# Assignment
Only the lines of the data holding the string "label" need to be returned.

Page and application data records
--- START ---

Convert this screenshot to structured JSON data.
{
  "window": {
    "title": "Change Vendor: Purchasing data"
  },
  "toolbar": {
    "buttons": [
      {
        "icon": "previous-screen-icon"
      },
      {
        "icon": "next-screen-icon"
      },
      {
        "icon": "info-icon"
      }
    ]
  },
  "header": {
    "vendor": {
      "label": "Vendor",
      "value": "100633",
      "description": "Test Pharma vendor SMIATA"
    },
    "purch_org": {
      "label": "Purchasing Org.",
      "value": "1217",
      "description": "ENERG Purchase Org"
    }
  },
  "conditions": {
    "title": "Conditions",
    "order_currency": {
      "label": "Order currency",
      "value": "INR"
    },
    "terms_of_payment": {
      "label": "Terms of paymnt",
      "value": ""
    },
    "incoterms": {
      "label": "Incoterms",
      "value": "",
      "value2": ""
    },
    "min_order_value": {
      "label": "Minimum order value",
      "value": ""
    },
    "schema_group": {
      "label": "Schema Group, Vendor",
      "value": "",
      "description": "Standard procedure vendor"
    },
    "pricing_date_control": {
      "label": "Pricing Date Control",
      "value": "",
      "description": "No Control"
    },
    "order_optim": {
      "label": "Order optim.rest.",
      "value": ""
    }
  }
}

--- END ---

# Solution to this exercise
      "label": "Vendor",
      "label": "Purchasing Org.",
      "label": "Order currency",
      "label": "Terms of paymnt",
      "label": "Incoterms",
      "label": "Minimum order value",
      "label": "Schema Group, Vendor",
      "label": "Pricing Date Control",
      "label": "Order optim.rest.",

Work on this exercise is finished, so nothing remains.